* [ASSIGNMENT]:
Among the records, which lines include "likes"? List them.

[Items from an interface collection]
┌──

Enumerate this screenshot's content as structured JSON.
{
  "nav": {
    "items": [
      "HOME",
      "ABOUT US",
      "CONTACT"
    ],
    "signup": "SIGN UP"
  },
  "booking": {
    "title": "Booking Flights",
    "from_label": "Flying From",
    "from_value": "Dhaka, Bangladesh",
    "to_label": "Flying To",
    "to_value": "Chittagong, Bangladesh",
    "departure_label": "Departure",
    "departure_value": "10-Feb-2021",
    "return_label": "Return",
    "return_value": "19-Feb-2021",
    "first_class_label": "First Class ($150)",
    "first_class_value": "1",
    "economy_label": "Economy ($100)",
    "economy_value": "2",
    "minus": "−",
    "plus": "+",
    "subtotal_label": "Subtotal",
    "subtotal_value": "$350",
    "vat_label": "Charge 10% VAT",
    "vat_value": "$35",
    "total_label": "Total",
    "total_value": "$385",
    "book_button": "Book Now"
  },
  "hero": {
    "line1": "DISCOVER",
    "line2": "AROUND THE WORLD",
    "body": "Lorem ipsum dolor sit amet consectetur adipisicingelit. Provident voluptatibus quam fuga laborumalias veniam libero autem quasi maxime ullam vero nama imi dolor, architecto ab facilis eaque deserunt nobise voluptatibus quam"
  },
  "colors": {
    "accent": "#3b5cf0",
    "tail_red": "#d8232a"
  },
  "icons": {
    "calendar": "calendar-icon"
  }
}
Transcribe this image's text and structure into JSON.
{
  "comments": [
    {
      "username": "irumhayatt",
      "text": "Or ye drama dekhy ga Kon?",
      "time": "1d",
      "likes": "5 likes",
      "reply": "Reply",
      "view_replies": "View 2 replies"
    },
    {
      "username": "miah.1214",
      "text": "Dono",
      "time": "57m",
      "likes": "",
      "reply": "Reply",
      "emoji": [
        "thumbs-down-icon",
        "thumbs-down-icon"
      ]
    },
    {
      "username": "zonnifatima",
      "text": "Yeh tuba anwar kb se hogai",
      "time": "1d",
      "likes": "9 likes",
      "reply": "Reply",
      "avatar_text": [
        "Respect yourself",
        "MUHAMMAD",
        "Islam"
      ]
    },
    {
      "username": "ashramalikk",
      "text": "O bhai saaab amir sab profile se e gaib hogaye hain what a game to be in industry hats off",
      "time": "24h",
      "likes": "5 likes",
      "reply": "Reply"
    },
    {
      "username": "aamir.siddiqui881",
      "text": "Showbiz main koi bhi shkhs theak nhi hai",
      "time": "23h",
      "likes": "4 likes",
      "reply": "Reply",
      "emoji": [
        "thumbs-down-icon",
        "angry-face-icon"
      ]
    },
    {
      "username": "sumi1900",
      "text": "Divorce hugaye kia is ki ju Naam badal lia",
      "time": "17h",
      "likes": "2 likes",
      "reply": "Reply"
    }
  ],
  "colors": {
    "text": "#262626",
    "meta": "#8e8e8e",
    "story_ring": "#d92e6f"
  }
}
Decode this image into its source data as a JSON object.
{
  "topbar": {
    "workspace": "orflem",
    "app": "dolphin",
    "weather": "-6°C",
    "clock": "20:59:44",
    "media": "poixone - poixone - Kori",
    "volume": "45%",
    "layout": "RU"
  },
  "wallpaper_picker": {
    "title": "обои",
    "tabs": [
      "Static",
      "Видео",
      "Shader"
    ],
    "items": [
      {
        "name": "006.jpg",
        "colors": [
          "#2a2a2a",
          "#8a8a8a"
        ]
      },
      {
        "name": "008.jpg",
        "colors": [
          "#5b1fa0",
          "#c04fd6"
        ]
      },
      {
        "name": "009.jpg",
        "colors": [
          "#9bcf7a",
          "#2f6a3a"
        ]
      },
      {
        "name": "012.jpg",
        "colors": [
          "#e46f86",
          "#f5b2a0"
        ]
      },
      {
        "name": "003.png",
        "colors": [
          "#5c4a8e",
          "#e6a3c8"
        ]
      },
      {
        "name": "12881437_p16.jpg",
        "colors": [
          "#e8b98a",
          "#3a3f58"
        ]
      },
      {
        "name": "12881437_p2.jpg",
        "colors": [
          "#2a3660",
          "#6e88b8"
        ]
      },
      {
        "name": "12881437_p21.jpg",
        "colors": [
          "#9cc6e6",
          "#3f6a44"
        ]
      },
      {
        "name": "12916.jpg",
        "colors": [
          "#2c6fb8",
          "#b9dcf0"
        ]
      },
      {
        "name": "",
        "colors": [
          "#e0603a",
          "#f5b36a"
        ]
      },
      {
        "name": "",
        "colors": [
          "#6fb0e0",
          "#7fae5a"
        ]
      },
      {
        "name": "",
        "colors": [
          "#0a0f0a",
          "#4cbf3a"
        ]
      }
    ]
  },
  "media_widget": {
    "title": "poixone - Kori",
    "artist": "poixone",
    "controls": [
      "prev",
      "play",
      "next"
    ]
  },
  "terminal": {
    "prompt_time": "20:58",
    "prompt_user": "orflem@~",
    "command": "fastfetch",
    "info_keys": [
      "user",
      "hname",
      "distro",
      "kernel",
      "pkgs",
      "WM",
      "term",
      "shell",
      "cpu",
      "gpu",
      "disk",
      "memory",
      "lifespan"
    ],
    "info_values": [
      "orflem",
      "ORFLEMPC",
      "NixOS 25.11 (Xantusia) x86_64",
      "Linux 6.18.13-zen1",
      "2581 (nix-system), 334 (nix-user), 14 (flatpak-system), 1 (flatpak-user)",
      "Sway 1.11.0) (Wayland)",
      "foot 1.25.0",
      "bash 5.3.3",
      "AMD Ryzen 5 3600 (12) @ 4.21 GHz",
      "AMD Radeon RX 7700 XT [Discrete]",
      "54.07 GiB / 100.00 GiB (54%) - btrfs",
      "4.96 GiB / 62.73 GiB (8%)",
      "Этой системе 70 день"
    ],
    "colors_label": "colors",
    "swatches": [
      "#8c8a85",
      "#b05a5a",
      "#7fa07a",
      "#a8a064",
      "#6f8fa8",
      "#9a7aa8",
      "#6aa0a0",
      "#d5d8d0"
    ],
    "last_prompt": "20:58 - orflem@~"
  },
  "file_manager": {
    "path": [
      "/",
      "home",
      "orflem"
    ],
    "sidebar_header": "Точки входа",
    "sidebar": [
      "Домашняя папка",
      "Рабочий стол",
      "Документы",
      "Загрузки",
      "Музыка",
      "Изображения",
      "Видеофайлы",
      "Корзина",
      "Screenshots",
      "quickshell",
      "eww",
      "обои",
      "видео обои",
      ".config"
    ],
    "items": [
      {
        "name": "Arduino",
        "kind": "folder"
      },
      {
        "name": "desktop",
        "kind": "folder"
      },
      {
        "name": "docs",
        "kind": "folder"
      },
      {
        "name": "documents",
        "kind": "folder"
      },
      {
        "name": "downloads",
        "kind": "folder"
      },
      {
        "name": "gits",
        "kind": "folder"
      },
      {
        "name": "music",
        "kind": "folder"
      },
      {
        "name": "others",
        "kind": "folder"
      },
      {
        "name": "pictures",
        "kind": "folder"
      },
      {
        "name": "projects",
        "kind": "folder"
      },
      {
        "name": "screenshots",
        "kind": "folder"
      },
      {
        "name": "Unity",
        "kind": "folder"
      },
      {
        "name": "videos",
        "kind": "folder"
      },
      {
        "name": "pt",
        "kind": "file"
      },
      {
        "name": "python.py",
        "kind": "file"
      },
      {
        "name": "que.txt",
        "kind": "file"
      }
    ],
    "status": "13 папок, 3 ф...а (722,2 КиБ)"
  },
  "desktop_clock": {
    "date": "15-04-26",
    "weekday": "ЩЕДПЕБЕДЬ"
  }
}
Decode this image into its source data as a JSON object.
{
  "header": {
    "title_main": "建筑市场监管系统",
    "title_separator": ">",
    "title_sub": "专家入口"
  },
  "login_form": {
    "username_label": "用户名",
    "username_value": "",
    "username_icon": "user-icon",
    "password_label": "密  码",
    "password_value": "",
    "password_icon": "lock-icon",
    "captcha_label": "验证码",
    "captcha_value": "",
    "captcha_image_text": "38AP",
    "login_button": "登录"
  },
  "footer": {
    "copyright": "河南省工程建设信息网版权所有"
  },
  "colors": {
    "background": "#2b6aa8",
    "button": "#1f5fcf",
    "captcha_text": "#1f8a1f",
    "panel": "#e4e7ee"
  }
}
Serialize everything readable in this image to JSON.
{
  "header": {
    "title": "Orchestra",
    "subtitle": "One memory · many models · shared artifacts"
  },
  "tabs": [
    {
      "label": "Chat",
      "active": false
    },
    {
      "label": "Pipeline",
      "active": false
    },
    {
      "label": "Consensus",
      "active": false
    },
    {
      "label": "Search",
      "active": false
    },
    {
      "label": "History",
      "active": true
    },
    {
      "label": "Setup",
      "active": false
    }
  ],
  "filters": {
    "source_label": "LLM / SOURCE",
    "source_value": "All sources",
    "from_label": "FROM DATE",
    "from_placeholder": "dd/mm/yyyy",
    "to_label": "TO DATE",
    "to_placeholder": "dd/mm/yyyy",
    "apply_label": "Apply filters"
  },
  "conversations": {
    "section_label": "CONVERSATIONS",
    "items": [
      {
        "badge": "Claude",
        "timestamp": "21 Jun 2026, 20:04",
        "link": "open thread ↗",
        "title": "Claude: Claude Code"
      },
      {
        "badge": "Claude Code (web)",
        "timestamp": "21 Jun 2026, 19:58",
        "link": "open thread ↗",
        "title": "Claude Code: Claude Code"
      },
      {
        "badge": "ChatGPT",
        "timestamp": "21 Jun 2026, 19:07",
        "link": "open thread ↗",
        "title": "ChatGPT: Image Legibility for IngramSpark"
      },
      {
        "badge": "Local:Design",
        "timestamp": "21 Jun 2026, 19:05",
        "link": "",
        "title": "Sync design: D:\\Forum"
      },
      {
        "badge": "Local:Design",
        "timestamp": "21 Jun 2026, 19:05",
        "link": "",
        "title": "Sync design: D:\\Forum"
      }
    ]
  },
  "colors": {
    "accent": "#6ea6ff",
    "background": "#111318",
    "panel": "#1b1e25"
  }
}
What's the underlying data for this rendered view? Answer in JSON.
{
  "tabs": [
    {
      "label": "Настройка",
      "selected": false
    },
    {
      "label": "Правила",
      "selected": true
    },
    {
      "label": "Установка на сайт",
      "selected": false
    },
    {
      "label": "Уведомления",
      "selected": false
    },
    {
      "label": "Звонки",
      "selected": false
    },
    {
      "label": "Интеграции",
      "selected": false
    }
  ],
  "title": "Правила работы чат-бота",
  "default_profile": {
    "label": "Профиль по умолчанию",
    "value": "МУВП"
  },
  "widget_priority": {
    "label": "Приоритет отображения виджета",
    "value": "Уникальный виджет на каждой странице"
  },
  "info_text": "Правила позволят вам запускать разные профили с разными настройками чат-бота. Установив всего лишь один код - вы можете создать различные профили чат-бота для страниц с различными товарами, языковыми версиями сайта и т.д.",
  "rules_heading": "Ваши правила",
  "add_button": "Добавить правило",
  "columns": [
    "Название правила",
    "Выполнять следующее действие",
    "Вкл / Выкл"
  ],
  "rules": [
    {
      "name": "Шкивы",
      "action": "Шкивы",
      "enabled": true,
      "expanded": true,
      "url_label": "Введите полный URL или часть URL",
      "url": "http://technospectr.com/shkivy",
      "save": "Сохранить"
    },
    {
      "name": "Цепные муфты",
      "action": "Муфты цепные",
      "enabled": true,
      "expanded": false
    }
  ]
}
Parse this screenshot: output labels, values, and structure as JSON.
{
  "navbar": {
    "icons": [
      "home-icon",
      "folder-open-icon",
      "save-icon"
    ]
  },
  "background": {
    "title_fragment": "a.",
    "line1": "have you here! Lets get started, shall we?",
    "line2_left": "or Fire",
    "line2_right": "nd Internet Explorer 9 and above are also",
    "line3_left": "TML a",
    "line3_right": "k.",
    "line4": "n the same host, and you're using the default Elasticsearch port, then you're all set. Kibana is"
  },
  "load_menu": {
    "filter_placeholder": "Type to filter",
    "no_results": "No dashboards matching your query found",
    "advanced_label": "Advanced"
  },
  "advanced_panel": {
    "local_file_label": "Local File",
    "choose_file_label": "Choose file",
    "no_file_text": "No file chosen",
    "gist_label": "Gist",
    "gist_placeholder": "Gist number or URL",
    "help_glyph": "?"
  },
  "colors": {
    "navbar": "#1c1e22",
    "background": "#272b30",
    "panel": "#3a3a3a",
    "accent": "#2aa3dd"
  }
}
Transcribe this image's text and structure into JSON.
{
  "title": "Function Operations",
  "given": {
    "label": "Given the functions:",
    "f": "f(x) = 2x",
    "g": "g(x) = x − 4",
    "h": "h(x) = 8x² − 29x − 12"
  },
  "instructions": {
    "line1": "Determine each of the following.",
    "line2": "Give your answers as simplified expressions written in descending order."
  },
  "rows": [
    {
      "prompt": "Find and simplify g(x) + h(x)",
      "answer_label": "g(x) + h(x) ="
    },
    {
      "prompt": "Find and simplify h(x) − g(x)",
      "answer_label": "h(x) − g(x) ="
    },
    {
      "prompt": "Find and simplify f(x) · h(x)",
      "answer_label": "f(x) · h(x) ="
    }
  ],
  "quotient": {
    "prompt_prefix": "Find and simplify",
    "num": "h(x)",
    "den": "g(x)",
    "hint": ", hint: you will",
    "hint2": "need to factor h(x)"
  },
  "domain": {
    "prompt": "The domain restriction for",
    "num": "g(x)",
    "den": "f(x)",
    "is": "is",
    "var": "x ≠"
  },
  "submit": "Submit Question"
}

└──

* [YOUR RESPONSE]:
      "likes": "5 likes",
      "likes": "",
      "likes": "9 likes",
      "likes": "5 likes",
      "likes": "4 likes",
      "likes": "2 likes",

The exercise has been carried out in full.